═════ RECORDS SHOWN
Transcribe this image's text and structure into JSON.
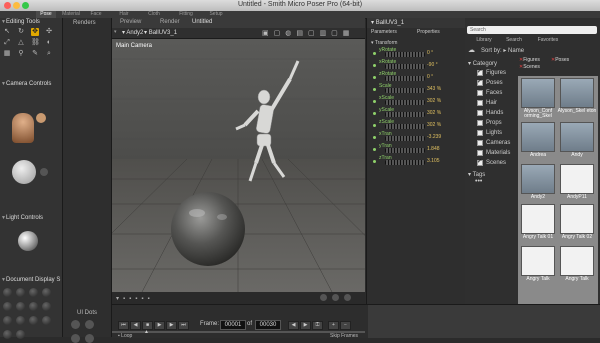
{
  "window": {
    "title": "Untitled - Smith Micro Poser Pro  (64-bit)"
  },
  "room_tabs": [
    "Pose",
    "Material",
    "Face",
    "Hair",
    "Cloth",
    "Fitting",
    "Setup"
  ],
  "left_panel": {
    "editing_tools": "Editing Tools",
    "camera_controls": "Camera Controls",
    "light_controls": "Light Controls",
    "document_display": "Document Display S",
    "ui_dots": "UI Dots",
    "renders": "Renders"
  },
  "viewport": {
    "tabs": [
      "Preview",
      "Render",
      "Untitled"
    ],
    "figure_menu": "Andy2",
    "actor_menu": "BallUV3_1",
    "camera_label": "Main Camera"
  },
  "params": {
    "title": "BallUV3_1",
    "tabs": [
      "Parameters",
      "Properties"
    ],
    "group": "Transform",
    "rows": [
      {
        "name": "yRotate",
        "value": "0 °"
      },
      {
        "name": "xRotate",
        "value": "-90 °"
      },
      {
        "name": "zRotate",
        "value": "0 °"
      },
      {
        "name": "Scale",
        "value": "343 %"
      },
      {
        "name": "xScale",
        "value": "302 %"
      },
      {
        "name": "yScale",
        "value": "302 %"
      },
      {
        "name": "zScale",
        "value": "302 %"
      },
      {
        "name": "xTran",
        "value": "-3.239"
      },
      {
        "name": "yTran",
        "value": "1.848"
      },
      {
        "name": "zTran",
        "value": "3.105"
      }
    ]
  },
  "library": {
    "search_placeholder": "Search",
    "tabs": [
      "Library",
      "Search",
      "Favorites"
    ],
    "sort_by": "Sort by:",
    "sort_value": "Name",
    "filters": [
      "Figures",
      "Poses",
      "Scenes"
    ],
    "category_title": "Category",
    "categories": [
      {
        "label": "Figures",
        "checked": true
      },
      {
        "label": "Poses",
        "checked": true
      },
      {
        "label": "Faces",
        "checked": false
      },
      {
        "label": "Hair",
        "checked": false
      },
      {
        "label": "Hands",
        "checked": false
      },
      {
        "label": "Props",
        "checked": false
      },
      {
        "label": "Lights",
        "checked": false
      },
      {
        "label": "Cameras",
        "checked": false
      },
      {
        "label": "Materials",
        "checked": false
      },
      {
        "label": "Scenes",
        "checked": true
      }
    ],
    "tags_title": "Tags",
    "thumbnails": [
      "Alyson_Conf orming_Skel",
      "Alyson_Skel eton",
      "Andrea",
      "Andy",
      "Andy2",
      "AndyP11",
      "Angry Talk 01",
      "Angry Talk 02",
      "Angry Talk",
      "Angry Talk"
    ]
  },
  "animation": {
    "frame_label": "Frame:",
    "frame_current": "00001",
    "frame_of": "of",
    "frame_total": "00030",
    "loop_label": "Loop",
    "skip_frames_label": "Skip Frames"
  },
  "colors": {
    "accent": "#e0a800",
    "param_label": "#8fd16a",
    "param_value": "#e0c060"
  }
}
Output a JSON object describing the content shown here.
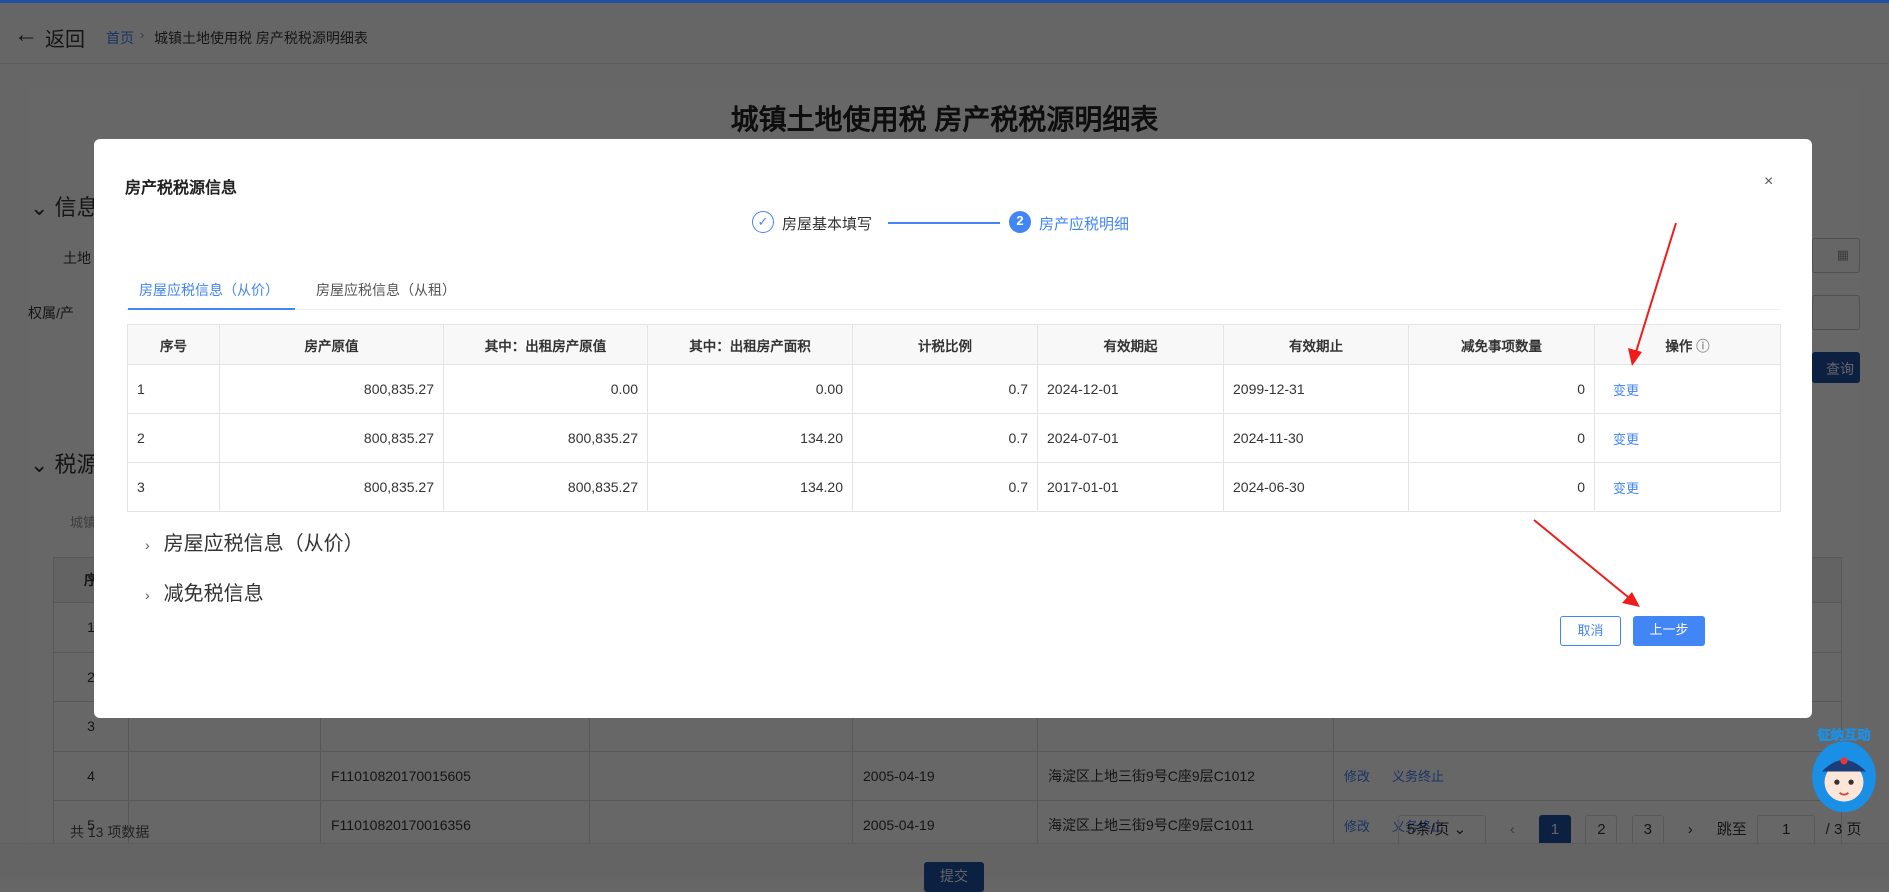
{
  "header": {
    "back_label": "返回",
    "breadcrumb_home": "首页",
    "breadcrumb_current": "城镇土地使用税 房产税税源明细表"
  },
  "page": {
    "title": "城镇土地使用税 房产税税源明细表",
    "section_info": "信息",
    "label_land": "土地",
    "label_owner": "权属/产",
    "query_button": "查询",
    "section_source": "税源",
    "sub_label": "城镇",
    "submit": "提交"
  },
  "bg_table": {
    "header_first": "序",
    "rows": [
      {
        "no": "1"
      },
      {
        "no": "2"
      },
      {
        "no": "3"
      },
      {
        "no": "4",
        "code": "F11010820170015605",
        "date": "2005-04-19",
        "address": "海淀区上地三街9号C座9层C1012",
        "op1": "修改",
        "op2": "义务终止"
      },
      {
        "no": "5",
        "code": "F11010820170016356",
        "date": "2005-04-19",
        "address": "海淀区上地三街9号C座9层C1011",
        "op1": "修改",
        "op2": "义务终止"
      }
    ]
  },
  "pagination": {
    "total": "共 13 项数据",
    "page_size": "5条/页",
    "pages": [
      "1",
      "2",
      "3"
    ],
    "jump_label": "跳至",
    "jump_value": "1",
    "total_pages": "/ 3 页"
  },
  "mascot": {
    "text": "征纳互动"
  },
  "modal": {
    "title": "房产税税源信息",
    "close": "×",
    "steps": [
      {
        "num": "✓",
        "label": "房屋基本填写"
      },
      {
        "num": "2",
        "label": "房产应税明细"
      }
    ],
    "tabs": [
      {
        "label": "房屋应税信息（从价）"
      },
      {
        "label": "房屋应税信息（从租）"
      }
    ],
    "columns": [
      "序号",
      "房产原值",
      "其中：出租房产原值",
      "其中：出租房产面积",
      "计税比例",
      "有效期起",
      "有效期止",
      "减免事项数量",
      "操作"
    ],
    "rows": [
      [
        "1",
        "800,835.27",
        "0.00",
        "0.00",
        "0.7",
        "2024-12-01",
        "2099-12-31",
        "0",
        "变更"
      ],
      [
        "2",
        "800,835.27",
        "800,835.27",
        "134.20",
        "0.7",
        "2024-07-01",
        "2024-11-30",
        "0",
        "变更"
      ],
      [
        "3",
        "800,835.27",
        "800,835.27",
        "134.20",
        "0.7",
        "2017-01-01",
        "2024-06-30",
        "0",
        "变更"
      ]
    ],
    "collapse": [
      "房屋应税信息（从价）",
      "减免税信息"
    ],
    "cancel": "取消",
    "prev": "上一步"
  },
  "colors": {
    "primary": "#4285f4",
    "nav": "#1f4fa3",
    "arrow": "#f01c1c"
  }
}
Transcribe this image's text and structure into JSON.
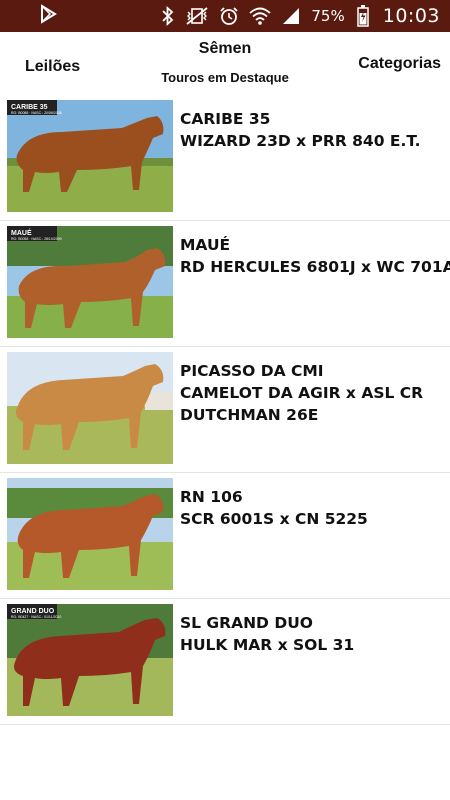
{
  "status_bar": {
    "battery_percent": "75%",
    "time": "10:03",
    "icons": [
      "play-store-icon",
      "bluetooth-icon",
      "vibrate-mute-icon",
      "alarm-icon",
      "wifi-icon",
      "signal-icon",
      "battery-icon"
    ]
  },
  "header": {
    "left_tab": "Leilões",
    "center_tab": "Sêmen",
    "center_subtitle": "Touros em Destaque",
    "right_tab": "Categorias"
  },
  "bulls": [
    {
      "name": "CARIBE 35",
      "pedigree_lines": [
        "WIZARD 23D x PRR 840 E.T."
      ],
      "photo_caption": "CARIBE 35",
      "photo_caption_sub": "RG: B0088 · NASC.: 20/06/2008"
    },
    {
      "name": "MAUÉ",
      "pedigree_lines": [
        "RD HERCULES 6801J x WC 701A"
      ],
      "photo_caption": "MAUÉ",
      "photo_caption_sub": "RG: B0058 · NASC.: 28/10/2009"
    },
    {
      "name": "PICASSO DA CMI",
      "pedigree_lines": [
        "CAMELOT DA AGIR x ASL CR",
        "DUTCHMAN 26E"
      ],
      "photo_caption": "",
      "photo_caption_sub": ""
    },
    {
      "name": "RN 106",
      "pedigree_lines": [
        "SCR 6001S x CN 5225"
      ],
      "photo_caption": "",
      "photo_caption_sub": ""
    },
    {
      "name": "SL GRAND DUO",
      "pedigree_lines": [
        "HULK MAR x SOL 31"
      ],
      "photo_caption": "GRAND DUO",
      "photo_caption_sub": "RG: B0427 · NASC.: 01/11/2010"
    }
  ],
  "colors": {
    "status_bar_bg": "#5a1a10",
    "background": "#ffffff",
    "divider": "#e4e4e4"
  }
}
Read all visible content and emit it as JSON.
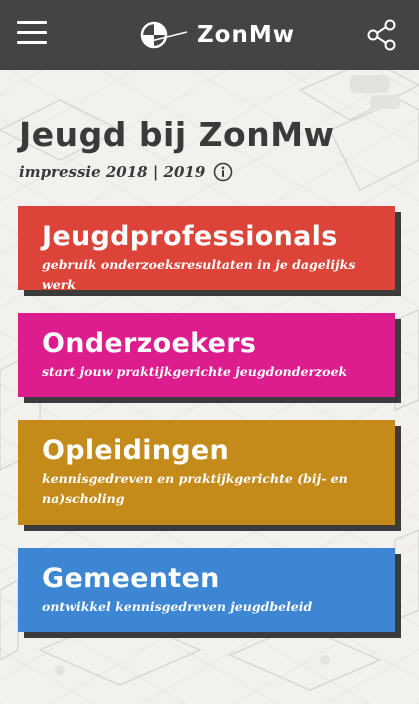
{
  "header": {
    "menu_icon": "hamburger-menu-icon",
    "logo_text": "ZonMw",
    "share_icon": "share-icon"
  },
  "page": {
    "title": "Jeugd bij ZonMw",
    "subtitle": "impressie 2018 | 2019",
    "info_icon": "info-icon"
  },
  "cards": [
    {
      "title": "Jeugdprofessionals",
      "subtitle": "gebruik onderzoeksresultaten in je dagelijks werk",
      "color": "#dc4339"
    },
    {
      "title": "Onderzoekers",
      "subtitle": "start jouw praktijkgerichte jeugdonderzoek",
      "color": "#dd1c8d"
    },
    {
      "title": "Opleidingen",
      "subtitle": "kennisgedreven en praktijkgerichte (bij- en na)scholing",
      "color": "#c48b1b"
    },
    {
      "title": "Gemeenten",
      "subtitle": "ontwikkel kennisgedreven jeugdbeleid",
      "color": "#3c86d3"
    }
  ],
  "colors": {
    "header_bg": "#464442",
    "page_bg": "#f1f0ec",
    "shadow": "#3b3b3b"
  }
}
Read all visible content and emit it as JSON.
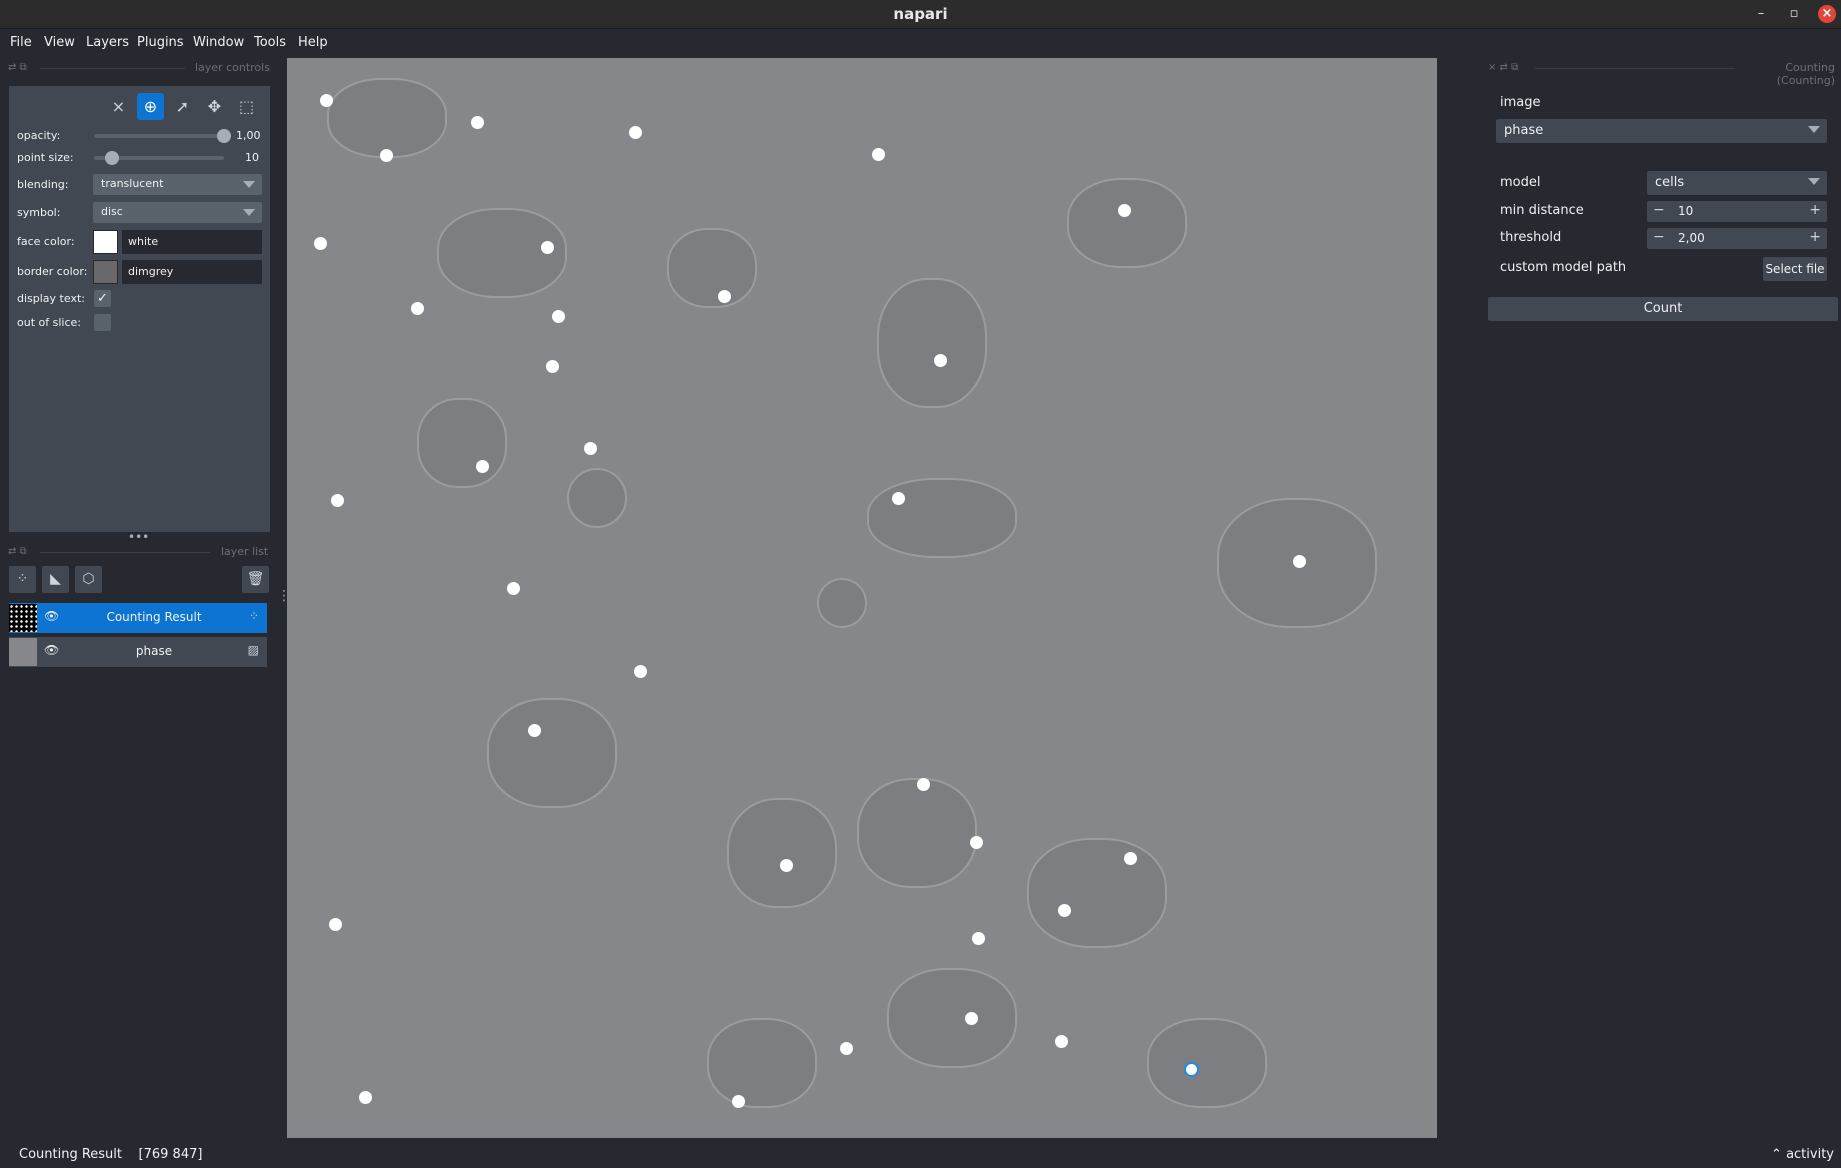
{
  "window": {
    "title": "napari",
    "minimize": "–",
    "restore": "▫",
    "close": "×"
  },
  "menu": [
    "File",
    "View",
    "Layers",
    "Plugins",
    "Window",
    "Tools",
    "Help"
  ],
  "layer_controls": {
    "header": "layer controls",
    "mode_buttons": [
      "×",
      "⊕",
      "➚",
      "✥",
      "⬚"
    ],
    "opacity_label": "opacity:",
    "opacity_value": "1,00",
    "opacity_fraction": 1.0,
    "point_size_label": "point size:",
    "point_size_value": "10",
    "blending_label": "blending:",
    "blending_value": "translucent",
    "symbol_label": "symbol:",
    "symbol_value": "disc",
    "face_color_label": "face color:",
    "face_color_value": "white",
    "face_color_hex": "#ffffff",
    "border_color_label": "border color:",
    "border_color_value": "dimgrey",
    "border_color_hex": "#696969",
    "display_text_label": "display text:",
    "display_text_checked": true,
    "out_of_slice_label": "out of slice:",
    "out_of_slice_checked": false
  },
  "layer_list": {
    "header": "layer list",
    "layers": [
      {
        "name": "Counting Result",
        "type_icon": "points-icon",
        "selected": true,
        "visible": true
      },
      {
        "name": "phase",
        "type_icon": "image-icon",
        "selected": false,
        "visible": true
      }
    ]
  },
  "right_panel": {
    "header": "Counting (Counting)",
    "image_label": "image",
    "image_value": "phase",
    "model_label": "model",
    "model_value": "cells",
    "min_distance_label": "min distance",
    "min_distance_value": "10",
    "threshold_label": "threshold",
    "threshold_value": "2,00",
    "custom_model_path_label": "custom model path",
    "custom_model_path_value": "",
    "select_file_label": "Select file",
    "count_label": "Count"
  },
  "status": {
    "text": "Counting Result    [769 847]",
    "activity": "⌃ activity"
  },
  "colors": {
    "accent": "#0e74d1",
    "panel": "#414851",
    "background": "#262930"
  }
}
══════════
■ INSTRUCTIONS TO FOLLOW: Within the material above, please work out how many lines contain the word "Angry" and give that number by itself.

■ EXPECTED ANSWER: 4